Craft Market Culture
The craft market stretches about half a small city block long and kind of wraps around the corner of a heavy foot-traffic complex, in between a mall, a major mzungu hotel and various shops and restaurants. There must be at least 60 different craftsmen who sell everything from fabrics to carvings to jewelry to artwork.
There is no formal place in Lilongwe for them to set up shop and earn a living, but their work certainly deserves to be showcased and sent around the world in various suitcases. In the other local market which is much larger and primarily intended for groceries, some of the fruit and vegetable vendors actually have little shacks where they can keep their stuff. The craft market men (and yes, they are all men) have their items displayed on rock piles usually covered with cardboard or another repurposed material. The post office allows them the space on their perimeter of their lot and does not charge them rent.
According to Chiko the effort to form a craft market only started a few years ago with about a dozen locals coming together to form a committee. They have since grown and
each crafter contributes 500 kwacha (or about $1.25) a month to do business there. They all pay their dues to the committee and most of it goes to pay the three watchmen they hire to guard their stands at night. Some of the money goes to helping each other buy new files, chisels and other tools and some gets saved.
The crafters, who truthfully are all in competition with each other, really have a sense of community. I was told that if one of the craftsmen is involved in an accident, gets very sick or has a death in the family some of the savings will go to supplement his lack of income. A small handful of the experienced craftsmen, like Chiko, will also welcome some
of the underdogs to come up to their little area when there are buyers around and encourage the shoppers to buy from the young guys first as they need the money more.
Chiko, a charmer and true salesmen was narrating this craft market culture to me in between telling these underdogs to back off as today we were telling stories and making friends, not selling.
After a few hours of swapping stories and learning about the inner workings of this place I had come to love, I decided to take my fruits and veggies and head home. I had (as always) walked away with a bracelet. Chiko being the smooth talker he was, accompanied me as I gathered my groceries and the guys started teasing him in Chichewa.
I have to admit, this situation is easily the hardest to navigate.

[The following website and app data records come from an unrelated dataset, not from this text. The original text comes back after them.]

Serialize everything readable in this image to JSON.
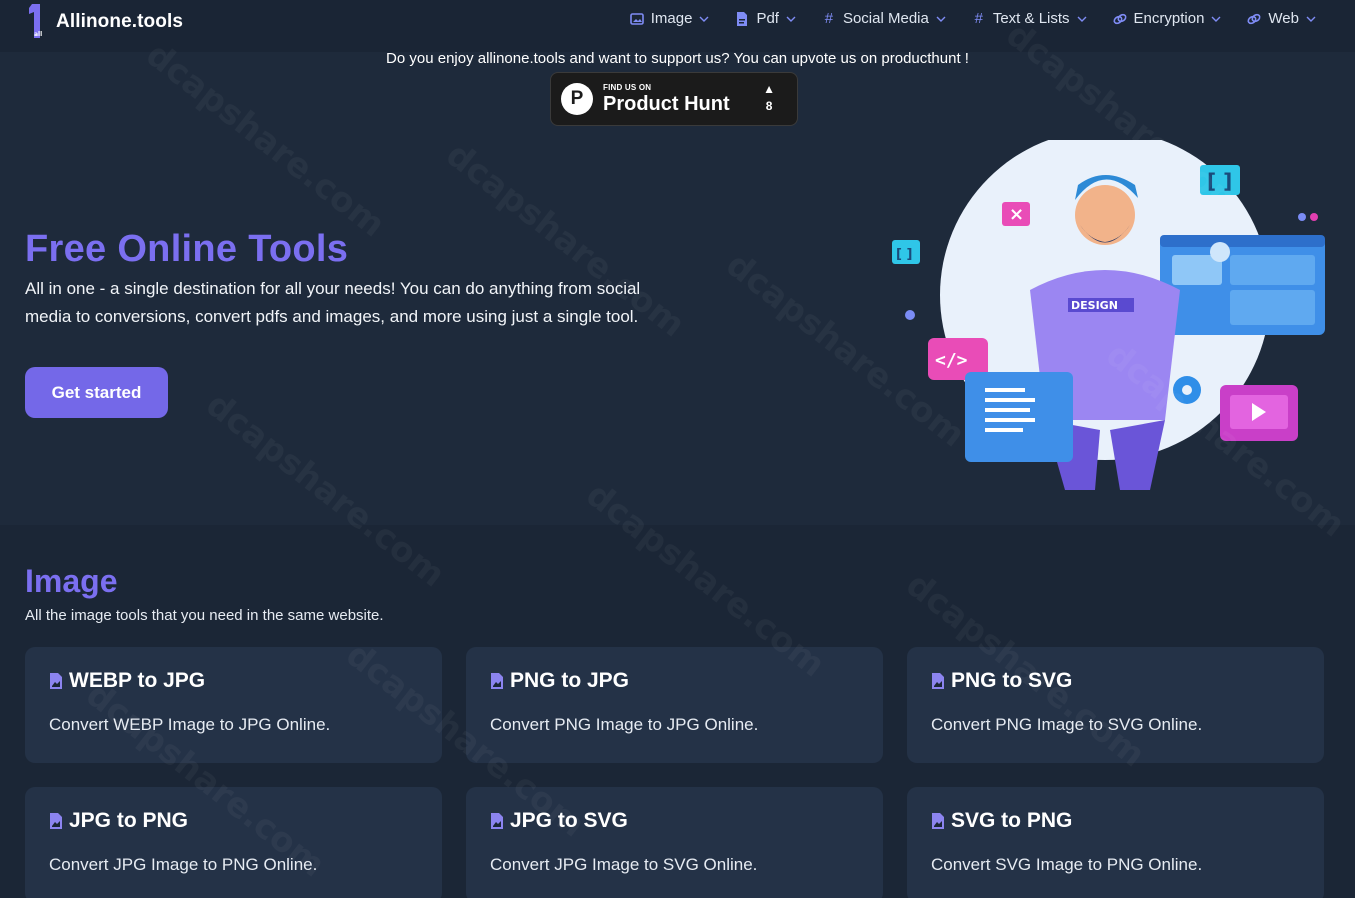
{
  "brand": {
    "name": "Allinone.tools"
  },
  "nav": {
    "items": [
      {
        "label": "Image",
        "icon": "image-icon"
      },
      {
        "label": "Pdf",
        "icon": "pdf-file-icon"
      },
      {
        "label": "Social Media",
        "icon": "hash-icon"
      },
      {
        "label": "Text & Lists",
        "icon": "hash-icon"
      },
      {
        "label": "Encryption",
        "icon": "link-icon"
      },
      {
        "label": "Web",
        "icon": "link-icon"
      }
    ]
  },
  "support": {
    "text": "Do you enjoy allinone.tools and want to support us? You can upvote us on producthunt !",
    "badge_small": "FIND US ON",
    "badge_big": "Product Hunt",
    "badge_letter": "P",
    "badge_arrow": "▲",
    "upvotes": "8"
  },
  "hero": {
    "title": "Free Online Tools",
    "description": "All in one - a single destination for all your needs! You can do anything from social media to conversions, convert pdfs and images, and more using just a single tool.",
    "cta": "Get started",
    "illustration_badge": "DESIGN"
  },
  "section": {
    "title": "Image",
    "subtitle": "All the image tools that you need in the same website.",
    "cards": [
      {
        "title": "WEBP to JPG",
        "desc": "Convert WEBP Image to JPG Online."
      },
      {
        "title": "PNG to JPG",
        "desc": "Convert PNG Image to JPG Online."
      },
      {
        "title": "PNG to SVG",
        "desc": "Convert PNG Image to SVG Online."
      },
      {
        "title": "JPG to PNG",
        "desc": "Convert JPG Image to PNG Online."
      },
      {
        "title": "JPG to SVG",
        "desc": "Convert JPG Image to SVG Online."
      },
      {
        "title": "SVG to PNG",
        "desc": "Convert SVG Image to PNG Online."
      }
    ]
  },
  "watermark": "dcapshare.com",
  "colors": {
    "accent": "#7b6ff0",
    "button": "#7468e8",
    "background": "#1e2a3b",
    "card": "#243247"
  }
}
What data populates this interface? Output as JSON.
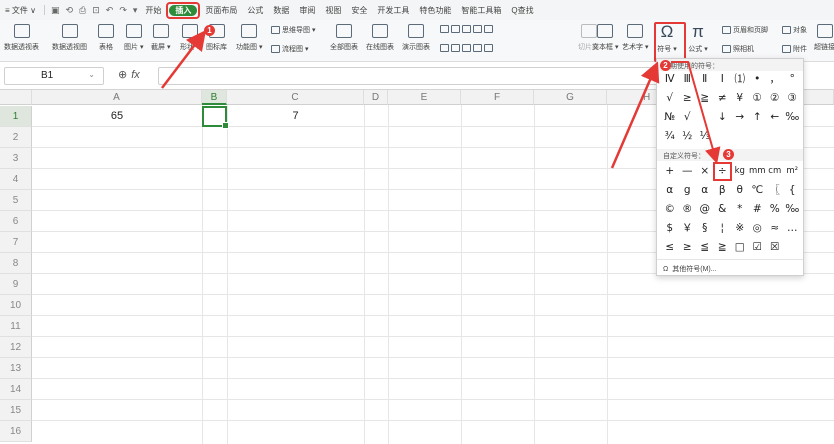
{
  "menubar": {
    "file_label": "≡ 文件 ∨",
    "quick_icons": [
      "▣",
      "⟲",
      "⎙",
      "⊡",
      "↶",
      "↷",
      "▾"
    ],
    "tabs": [
      "开始",
      "插入",
      "页面布局",
      "公式",
      "数据",
      "审阅",
      "视图",
      "安全",
      "开发工具",
      "特色功能",
      "智能工具箱"
    ],
    "active_tab_index": 1,
    "search_label": "Q查找"
  },
  "ribbon": {
    "big_buttons": [
      {
        "label": "数据透视表",
        "icon": "pivot-table-icon"
      },
      {
        "label": "数据透视图",
        "icon": "pivot-chart-icon"
      },
      {
        "label": "表格",
        "icon": "table-icon"
      },
      {
        "label": "图片 ▾",
        "icon": "picture-icon"
      },
      {
        "label": "截屏 ▾",
        "icon": "screenshot-icon"
      },
      {
        "label": "形状 ▾",
        "icon": "shape-icon"
      },
      {
        "label": "图标库",
        "icon": "icon-library-icon"
      },
      {
        "label": "功能图 ▾",
        "icon": "function-chart-icon"
      },
      {
        "label": "全部图表",
        "icon": "all-charts-icon"
      },
      {
        "label": "在线图表",
        "icon": "online-chart-icon"
      },
      {
        "label": "演示图表",
        "icon": "demo-chart-icon"
      },
      {
        "label": "切片器",
        "icon": "slicer-icon"
      },
      {
        "label": "文本框 ▾",
        "icon": "textbox-icon"
      },
      {
        "label": "艺术字 ▾",
        "icon": "wordart-icon"
      },
      {
        "label": "符号 ▾",
        "icon": "omega-icon"
      },
      {
        "label": "公式 ▾",
        "icon": "pi-icon"
      }
    ],
    "small_buttons": [
      {
        "label": "思维导图 ▾"
      },
      {
        "label": "流程图 ▾"
      },
      {
        "label": "页眉和页脚"
      },
      {
        "label": "对象"
      },
      {
        "label": "照相机"
      },
      {
        "label": "附件"
      },
      {
        "label": "超链接"
      }
    ]
  },
  "formula_bar": {
    "name_box": "B1",
    "fx_label": "fx",
    "zoom_icon": "⊕",
    "formula_value": ""
  },
  "grid": {
    "columns": [
      "A",
      "B",
      "C",
      "D",
      "E",
      "F",
      "G",
      "H"
    ],
    "rows": [
      "1",
      "2",
      "3",
      "4",
      "5",
      "6",
      "7",
      "8",
      "9",
      "10",
      "11",
      "12",
      "13",
      "14",
      "15",
      "16"
    ],
    "selected_column": "B",
    "selected_row": "1",
    "cells": {
      "A1": "65",
      "C1": "7"
    }
  },
  "symbol_panel": {
    "recent_header": "近期使用的符号：",
    "recent_rows": [
      [
        "Ⅳ",
        "Ⅲ",
        "Ⅱ",
        "Ⅰ",
        "⑴",
        "•",
        "，",
        "°"
      ],
      [
        "√",
        "≥",
        "≧",
        "≠",
        "¥",
        "①",
        "②",
        "③"
      ],
      [
        "№",
        "√",
        "",
        "↓",
        "→",
        "↑",
        "←",
        "‰"
      ],
      [
        "¾",
        "½",
        "⅓",
        "",
        "",
        "",
        "",
        ""
      ]
    ],
    "custom_header": "自定义符号：",
    "custom_rows": [
      [
        "+",
        "—",
        "×",
        "÷",
        "kg",
        "mm",
        "cm",
        "m²"
      ],
      [
        "α",
        "g",
        "α",
        "β",
        "θ",
        "℃",
        "〖",
        "{"
      ],
      [
        "©",
        "®",
        "@",
        "&",
        "*",
        "#",
        "%",
        "‰"
      ],
      [
        "$",
        "￥",
        "§",
        "¦",
        "※",
        "◎",
        "≈",
        "…"
      ],
      [
        "≤",
        "≥",
        "≦",
        "≧",
        "□",
        "☑",
        "☒",
        ""
      ]
    ],
    "highlighted_symbol": "÷",
    "more_label": "其他符号(M)...",
    "more_icon": "Ω"
  },
  "steps": [
    "1",
    "2",
    "3"
  ],
  "colors": {
    "accent": "#2e8b3a",
    "annotation": "#e53935"
  }
}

While I’m happy to make conversation and friends, I’m always uncertain just how to tell someone “please don’t help me or walk me home.” Chiko said he was just going up the road to grab a soda and it was along the same path as mine so in true gentleman fashion he took my heaviest bags and we walked on together.

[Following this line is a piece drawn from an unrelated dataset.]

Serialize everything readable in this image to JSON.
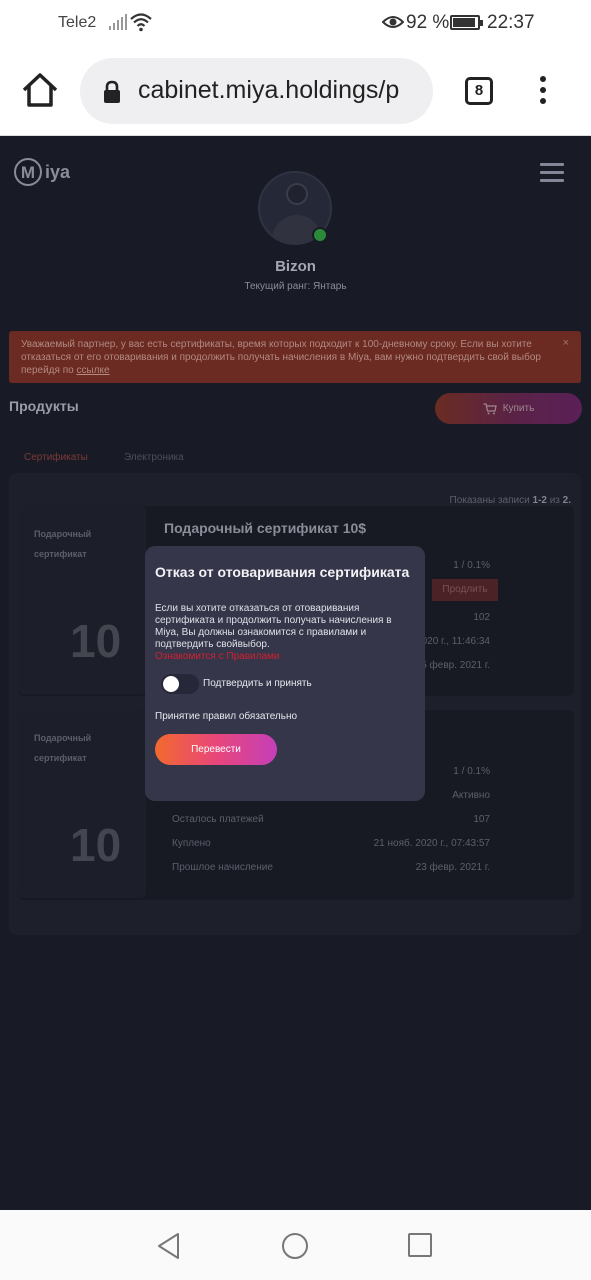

He politely suggested we exchange numbers and while I was hesitant I obliged because I felt like declining would be a bad way to end a great afternoon. I also had my own selfish motivations of wanting to have a local I could text should I ever find myself wondering something about the city or a certain situation. Chiko bought his soda and walked me about halfway home. He admitted he was surprised, but pleased that I bought and planned to cook my own food, and that I was walking ‘so far’ with them to go home. I think I earned some street cred for chilling with the locals and trying to live like one too.
I’ve been back to the market twice since our Saturday chat, and while I’ve supported local entrepreneurs and artists, I also feel like I’m starting to make friends. Chiko and I have texted a few times and on my way home from work tonight Gift and I exchanged numbers and he too walked me part way home.

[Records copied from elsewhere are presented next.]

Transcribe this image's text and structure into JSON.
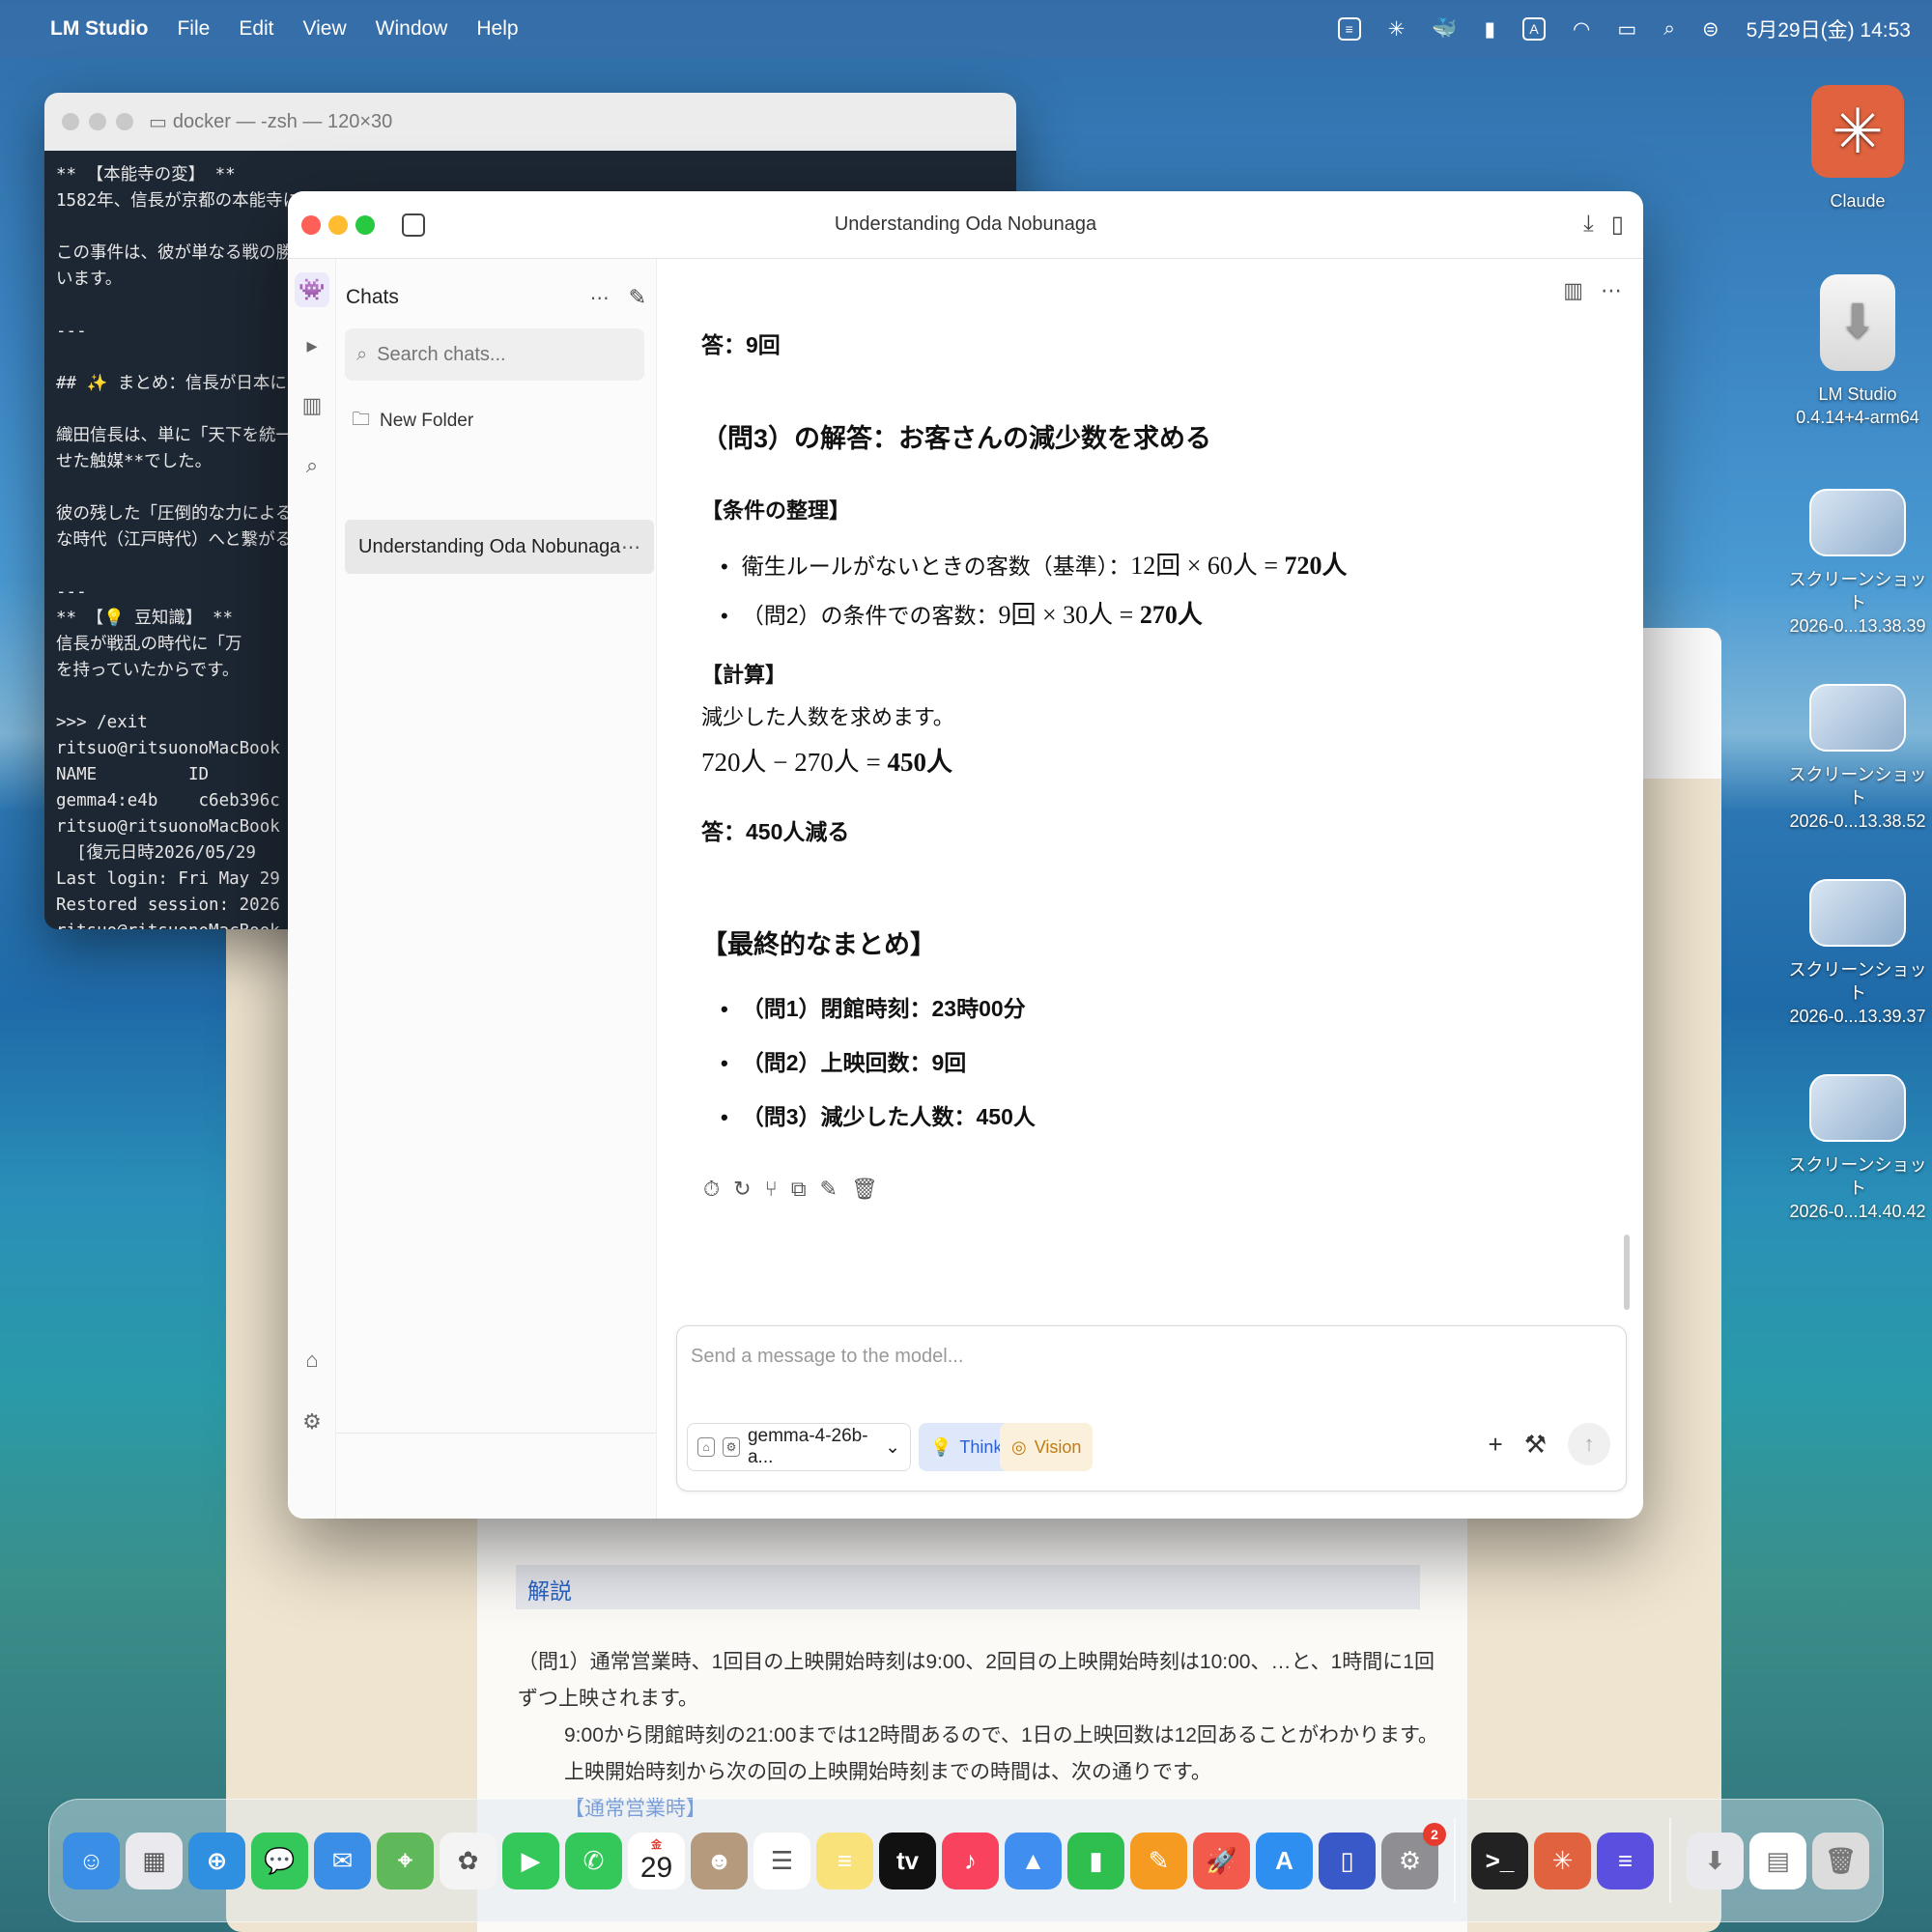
{
  "menubar": {
    "app_name": "LM Studio",
    "items": [
      "File",
      "Edit",
      "View",
      "Window",
      "Help"
    ],
    "clock": "5月29日(金) 14:53"
  },
  "desktop_icons": [
    {
      "label": "Claude",
      "icon": "claude-icon"
    },
    {
      "label": "LM Studio\n0.4.14+4-arm64",
      "icon": "drive-icon"
    },
    {
      "label": "スクリーンショット\n2026-0...13.38.39",
      "icon": "screenshot-icon"
    },
    {
      "label": "スクリーンショット\n2026-0...13.38.52",
      "icon": "screenshot-icon"
    },
    {
      "label": "スクリーンショット\n2026-0...13.39.37",
      "icon": "screenshot-icon"
    },
    {
      "label": "スクリーンショット\n2026-0...14.40.42",
      "icon": "screenshot-icon"
    }
  ],
  "terminal": {
    "title": "docker — -zsh — 120×30",
    "lines": [
      "** 【本能寺の変】 **",
      "1582年、信長が京都の本能寺に滞",
      "",
      "この事件は、彼が単なる戦の勝者",
      "います。",
      "",
      "---",
      "",
      "## ✨ まとめ：信長が日本にもた",
      "",
      "織田信長は、単に「天下を統一し",
      "せた触媒**でした。",
      "",
      "彼の残した「圧倒的な力による権",
      "な時代（江戸時代）へと繋がる最",
      "",
      "---",
      "** 【💡 豆知識】 **",
      "信長が戦乱の時代に「万",
      "を持っていたからです。",
      "",
      ">>> /exit",
      "ritsuo@ritsuonoMacBook",
      "NAME         ID",
      "gemma4:e4b    c6eb396c",
      "ritsuo@ritsuonoMacBook",
      "  [復元日時2026/05/29",
      "Last login: Fri May 29",
      "Restored session: 2026",
      "ritsuo@ritsuonoMacBook"
    ]
  },
  "lmstudio": {
    "window_title": "Understanding Oda Nobunaga",
    "sidebar": {
      "header": "Chats",
      "search_placeholder": "Search chats...",
      "new_folder": "New Folder",
      "chats": [
        {
          "title": "Understanding Oda Nobunaga",
          "selected": true
        }
      ]
    },
    "message": {
      "answer2": "答：9回",
      "q3_heading": "（問3）の解答：お客さんの減少数を求める",
      "conditions_heading": "【条件の整理】",
      "conditions": [
        {
          "text": "衛生ルールがないときの客数（基準）：",
          "math": "12回 × 60人 = ",
          "result": "720人"
        },
        {
          "text": "（問2）の条件での客数：",
          "math": "9回 × 30人 = ",
          "result": "270人"
        }
      ],
      "calc_heading": "【計算】",
      "calc_text": "減少した人数を求めます。",
      "calc_math": "720人 − 270人 = ",
      "calc_result": "450人",
      "answer3": "答：450人減る",
      "summary_heading": "【最終的なまとめ】",
      "summary": [
        "（問1）閉館時刻：23時00分",
        "（問2）上映回数：9回",
        "（問3）減少した人数：450人"
      ]
    },
    "composer": {
      "placeholder": "Send a message to the model...",
      "model": "gemma-4-26b-a...",
      "think_label": "Think",
      "vision_label": "Vision"
    }
  },
  "background_doc": {
    "section_label": "解説",
    "lines": [
      "（問1）通常営業時、1回目の上映開始時刻は9:00、2回目の上映開始時刻は10:00、…と、1時間に1回ずつ上映されます。",
      "9:00から閉館時刻の21:00までは12時間あるので、1日の上映回数は12回あることがわかります。",
      "上映開始時刻から次の回の上映開始時刻までの時間は、次の通りです。"
    ],
    "blue_label": "【通常営業時】"
  },
  "dock": {
    "calendar_day": "29",
    "calendar_month": "金",
    "settings_badge": "2",
    "apps": [
      {
        "name": "finder",
        "color": "#3a8ee6"
      },
      {
        "name": "launchpad",
        "color": "#e9e9ee"
      },
      {
        "name": "safari",
        "color": "#2f8fe0"
      },
      {
        "name": "messages",
        "color": "#34c759"
      },
      {
        "name": "mail",
        "color": "#3a8ee6"
      },
      {
        "name": "maps",
        "color": "#5fb85a"
      },
      {
        "name": "photos",
        "color": "#f4f4f4"
      },
      {
        "name": "facetime",
        "color": "#34c759"
      },
      {
        "name": "phone",
        "color": "#34c759"
      },
      {
        "name": "calendar",
        "color": "#ffffff"
      },
      {
        "name": "contacts",
        "color": "#b59a7e"
      },
      {
        "name": "reminders",
        "color": "#ffffff"
      },
      {
        "name": "notes",
        "color": "#f9e27a"
      },
      {
        "name": "tv",
        "color": "#111111"
      },
      {
        "name": "music",
        "color": "#f8425e"
      },
      {
        "name": "keynote",
        "color": "#3f8ef0"
      },
      {
        "name": "numbers",
        "color": "#2fbf4f"
      },
      {
        "name": "pages",
        "color": "#f59b22"
      },
      {
        "name": "rocket",
        "color": "#f25b4c"
      },
      {
        "name": "app-store",
        "color": "#2f8ff0"
      },
      {
        "name": "simulator",
        "color": "#3a59c9"
      },
      {
        "name": "system-settings",
        "color": "#8e8e93"
      }
    ],
    "apps_right": [
      {
        "name": "terminal",
        "color": "#222222"
      },
      {
        "name": "claude",
        "color": "#e0623e"
      },
      {
        "name": "lm-studio",
        "color": "#5b4fe0"
      }
    ]
  }
}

The craft market is a cool place to find out about Malawi, you meet people who have moved to Lilongwe from all different parts of the country. They always want to tell you where the best places to go swimming, fishing or dancing is. If you’re open to it, you can learn a thing or two like the language or where the cheap beer is.